The big question is whether this covering would be viewed as a choice she made, for personal reasons, without any coercion or a conservative and hindering object.
Bushra Bibi’s Background
Bushra Khan hails from a well-known Wattoo family from Dipalpur in the vicinity of Pakpattan, the home of the distinguished Sufi saint Baba Fariduddin Ganj-i-Shakar.
The Wattoos claim that they were converted to Islam by this saint; so they have a special reverence for him. Bushra Khan was married to Khawar Farid Maneka, who belonged to another clan of the Wattoos, the Maneka.
The Manekas lived in Pakpattan and were closely associated with the descendants of the Sufi saint. Bushra’s father-in-law was a federal minister in the previous Pakistani government, run by Nawaz Sharif’s PML-N party. Her ex-husband was a civil servant in the customs department and had the reputation of being corrupt and greedy.

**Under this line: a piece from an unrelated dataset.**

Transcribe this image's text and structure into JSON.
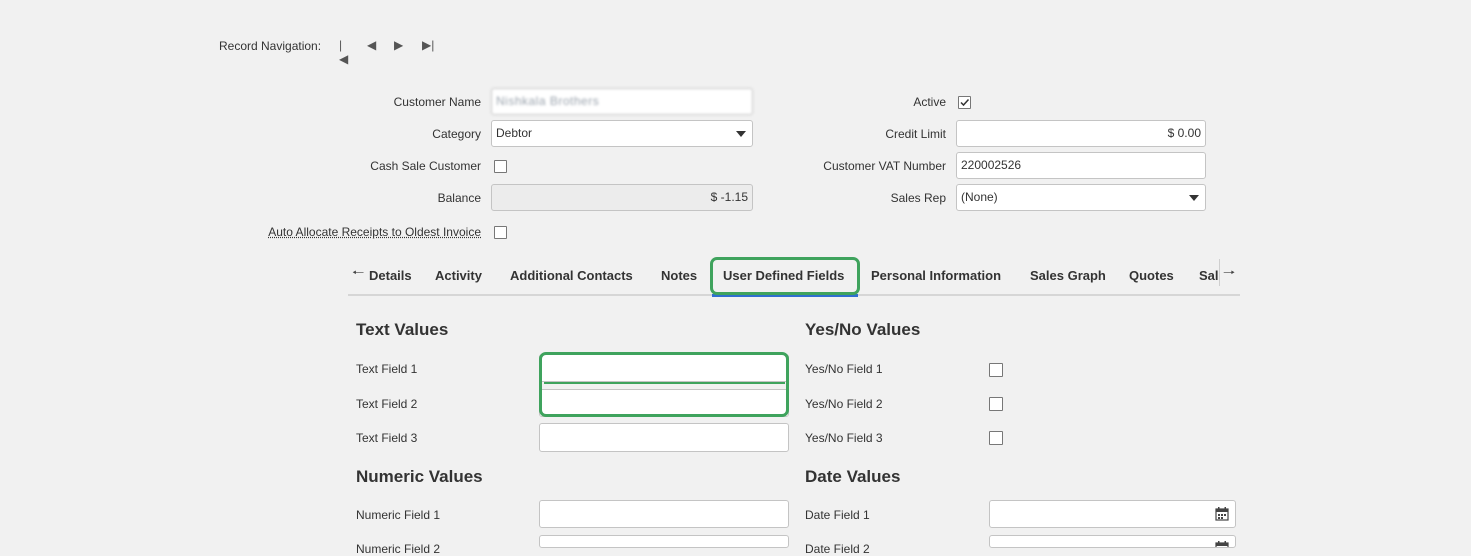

Bushra was drawn to the shrine of Baba Farid and started practicing Sufi rituals in healing and comforting people in distress. She became know as “Pinky Peerni,” the pink guide.
Bushra Khan is a practicing Sufi Muslim and never meets any male stranger without the veil or leaves her house without it. Yet, most viewers watching Imran Khan’s swearing-in ceremony were shocked at her attire in today’s “modern world.” They even criticized Imran Khan’s sartorial choice as not befitting the position he now holds.
Some commentators, however, were of the view that women should be left alone when it comes to what they choose to wear.
Choices made free of coercion are indeed the road to happiness and freedom. But it will be interested to see whether the world will look at Bushra Khan’s dress through this lens or in the image of a “suppressed Muslim woman” when she accompanies her husband to visits abroad.
Author: Kishwar Mustafa (sm)
Date06.09.2018 | 8:43
TagsBegum Rana Liaqat Ali, Benazir Bhutto, Bushra Khan, Discrimination, Fatima Jinnah, Imran Khan, Pakistan, social biases